Because modern packaging cannot be eliminated from the shipment and storage of most products, environmental awareness ultimately spotlights our choices about how we use packaging. For Instance, California’s ban on plastic shopping bags has generated a lot of interest from our partners on the west coast. But regardless of where you distribute bags and film, you’ll find customers looking for simple and honest responses to concerns about the role of plastics in the waste stream. And while it isn’t a glamorous place to look, many of the best answers are found in your local landfill.
Hey, I think I see that bag of chips I had last weekend.
The Make Up Of A Landfill
Located, designed, operated and monitored according to local, state and federal regulations, today’s landfills are well-engineered facilities. For human health, environmental and economic reasons, the science of managing landfills has become a serious issue. Each year, over 200 million tons of trash finds its way from American households to landfills. It’s called Municipal Solid Waste or MSW and it includes everything except construction debris and industrial waste.
In landfills, trash is compacted and covered with dirt to keep odors down, stop the spread of bacteria and discourage scavengers. Rainwater becomes polluted as it mingles with a landfill’s pesticides, inks and household hazardous waste. So, to protect surrounding areas, modern landfills are lined with gravel, clay and plastic. Leachate (contaminated water) is piped into treatment facilities.
A common misconception is that plastics are the number one component of landfills and the fastest growing segment. That’s not true. In fact, it’s not even close. A recent report by the U.S.EPA showed that plastics make up about 12.7% of our municipal solid waste stream – nearly half that of paper and cardboard. Other resources for “ecofriendly products” estimate that if plastic were replaced by comparable materials, trash weight would climb by 150%, packaging would weigh 300% more and the energy consumed to manufacture viable alternatives would increase by 100%.
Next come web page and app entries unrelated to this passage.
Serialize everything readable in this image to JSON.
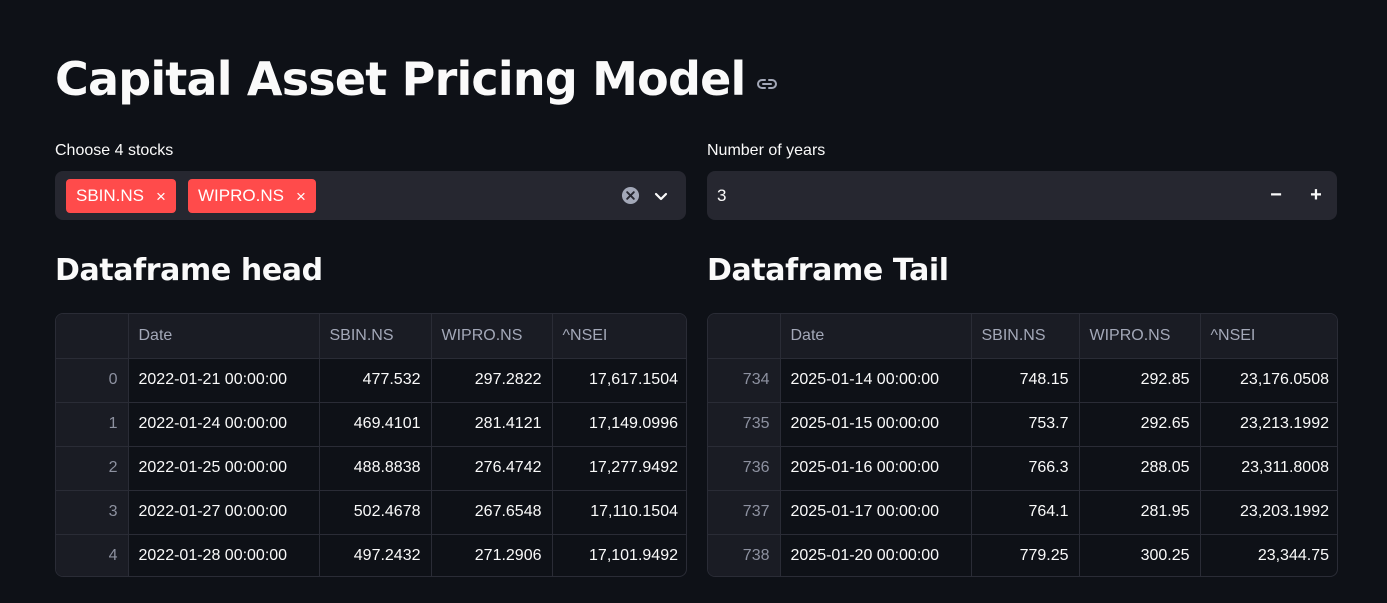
{
  "title": "Capital Asset Pricing Model",
  "stocks_select": {
    "label": "Choose 4 stocks",
    "selected": [
      "SBIN.NS",
      "WIPRO.NS"
    ],
    "remove_glyph": "×"
  },
  "years_input": {
    "label": "Number of years",
    "value": "3",
    "decrement": "−",
    "increment": "+"
  },
  "head_section": {
    "heading": "Dataframe head",
    "columns": [
      "",
      "Date",
      "SBIN.NS",
      "WIPRO.NS",
      "^NSEI"
    ],
    "rows": [
      [
        "0",
        "2022-01-21 00:00:00",
        "477.532",
        "297.2822",
        "17,617.1504"
      ],
      [
        "1",
        "2022-01-24 00:00:00",
        "469.4101",
        "281.4121",
        "17,149.0996"
      ],
      [
        "2",
        "2022-01-25 00:00:00",
        "488.8838",
        "276.4742",
        "17,277.9492"
      ],
      [
        "3",
        "2022-01-27 00:00:00",
        "502.4678",
        "267.6548",
        "17,110.1504"
      ],
      [
        "4",
        "2022-01-28 00:00:00",
        "497.2432",
        "271.2906",
        "17,101.9492"
      ]
    ]
  },
  "tail_section": {
    "heading": "Dataframe Tail",
    "columns": [
      "",
      "Date",
      "SBIN.NS",
      "WIPRO.NS",
      "^NSEI"
    ],
    "rows": [
      [
        "734",
        "2025-01-14 00:00:00",
        "748.15",
        "292.85",
        "23,176.0508"
      ],
      [
        "735",
        "2025-01-15 00:00:00",
        "753.7",
        "292.65",
        "23,213.1992"
      ],
      [
        "736",
        "2025-01-16 00:00:00",
        "766.3",
        "288.05",
        "23,311.8008"
      ],
      [
        "737",
        "2025-01-17 00:00:00",
        "764.1",
        "281.95",
        "23,203.1992"
      ],
      [
        "738",
        "2025-01-20 00:00:00",
        "779.25",
        "300.25",
        "23,344.75"
      ]
    ]
  },
  "colors": {
    "background": "#0e1117",
    "tag": "#ff4b4b",
    "input_bg": "#262730"
  }
}
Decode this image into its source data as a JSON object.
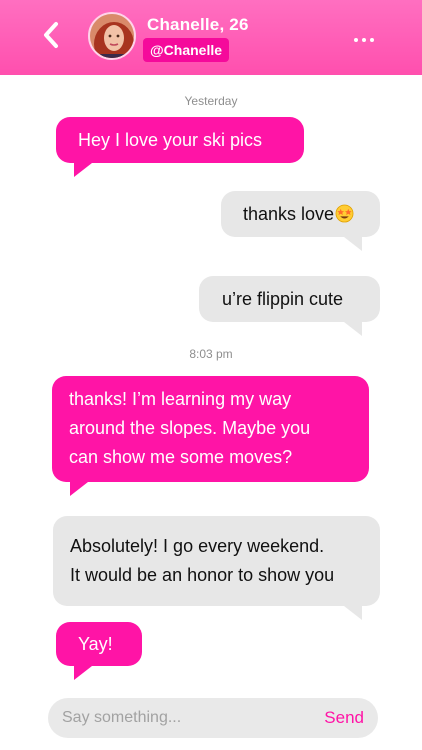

Over 2/3’s of the garbage going into landfills is theoretically biodegradable. But in reality, relatively little decomposition ever takes place. Even paper, the number one constituent of landfills at 35.7% by weight, degrades at an impractically slow rate. A newspaper from 1950 might smell too musty for your coffee table, but you’ll find it to be completely readable. Biodegradation happens when organic materials are exposed over time to the proper amounts of micro organisms, moisture, oxygen and heat. Unlike compost piles, where organic materials are cut up, stirred and kept moist, waste entering landfills is condensed and entombed. Where biodegrading requires 65% moisture, landfill waste typically contains only about 25-30%. So, like any other organic material, paper is resistant to deterioration once compacted in a landfill.
The same things that make plastics valuable (strength and durability) also makes them non-biodegradable. So, in recent years, we’ve begun to see the emergence of biodegradable plastic technologies. Researchers have created biodegradable plastics by combining the physical performance of plastic polymers with naturally occurring polymers like starch – something microorganisms can readily eat away. Two primary questions remain:
One – How much will it degrade? To maintain product integrity, biodegradable additives are typically added at concentrations of around 5%. The plastic products that result will merely degrade into smaller pieces of plastic. The bag or bottle might be gone, but the plastic will still be there. Moreover, the same principles that limit biodegradation of paper in landfills will limit plastic biodegradation.
Two – How much will it cost? In a 2004 consumer survey, roughly 70% of respondents said they’d buy recycled plastic only if the cost was the same. About 25% were in favor of recycled plastic at a modest increase in price.
The re-melting process even sterilizes plastics for use in medical grade products. For manufacturers of products like flexible films and bags, an increased availability of quality recycled resins will enable new efficiency and economy. As a country we are recycling and reusing more. In 2000, the USA EPA reported that over 55 million tons of waste was “source reduced”, up from just over 1/2 million tons in 1992.
Integrated Solutions and the Future
The future will likely include three integrated solutions, which you have certainly heard of already. The EPA calls them “Reduce, Reuse, Recycle.” Overall, it’s called source reduction and it helps in 3 big ways. The production of fewer and lighter materials means less disposal, requires less energy, and generates less pollution and greenhouse gases. Most plastics can be re-melted and re-formed many times before they become brittle. And reclaimed plastics are almost infinitely useful.
Today, we recycle about 27% of the materials that can be recycled. Still, given the economics of recycling, the American Plastics Council contends that we will level off at about 33%. That means that 2/3’s will still end up in the waste stream.